EXERCISE BRIEF -> Make an exact copy of every entry below, with the pictures left out.

App and web page records:

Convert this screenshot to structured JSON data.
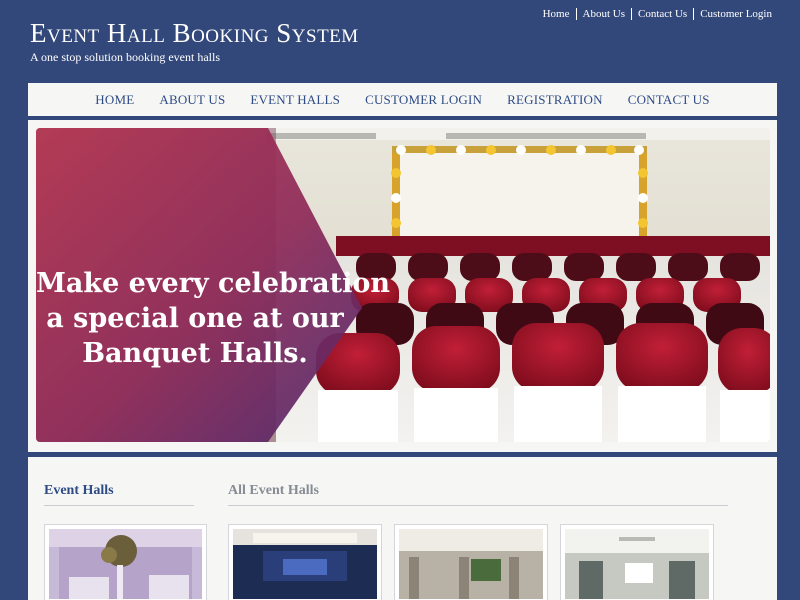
{
  "header": {
    "title": "Event Hall Booking System",
    "tagline": "A one stop solution booking event halls",
    "top_links": [
      "Home",
      "About Us",
      "Contact Us",
      "Customer Login"
    ]
  },
  "nav": {
    "items": [
      "HOME",
      "ABOUT US",
      "EVENT HALLS",
      "CUSTOMER LOGIN",
      "REGISTRATION",
      "CONTACT US"
    ]
  },
  "banner": {
    "headline_lines": [
      "Make every celebration",
      "a special one at our",
      "Banquet Halls."
    ]
  },
  "content": {
    "side_heading": "Event Halls",
    "main_heading": "All Event Halls"
  },
  "colors": {
    "page_background": "#33487a",
    "nav_text": "#2f4b86",
    "banner_overlay": "#b8324a",
    "chair_red": "#9c1225"
  }
}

EXERCISE RESULT ->
Convert this screenshot to structured JSON data.
{
  "header": {
    "title": "Event Hall Booking System",
    "tagline": "A one stop solution booking event halls",
    "top_links": [
      "Home",
      "About Us",
      "Contact Us",
      "Customer Login"
    ]
  },
  "nav": {
    "items": [
      "HOME",
      "ABOUT US",
      "EVENT HALLS",
      "CUSTOMER LOGIN",
      "REGISTRATION",
      "CONTACT US"
    ]
  },
  "banner": {
    "headline_lines": [
      "Make every celebration",
      "a special one at our",
      "Banquet Halls."
    ]
  },
  "content": {
    "side_heading": "Event Halls",
    "main_heading": "All Event Halls"
  },
  "colors": {
    "page_background": "#33487a",
    "nav_text": "#2f4b86",
    "banner_overlay": "#b8324a",
    "chair_red": "#9c1225"
  }
}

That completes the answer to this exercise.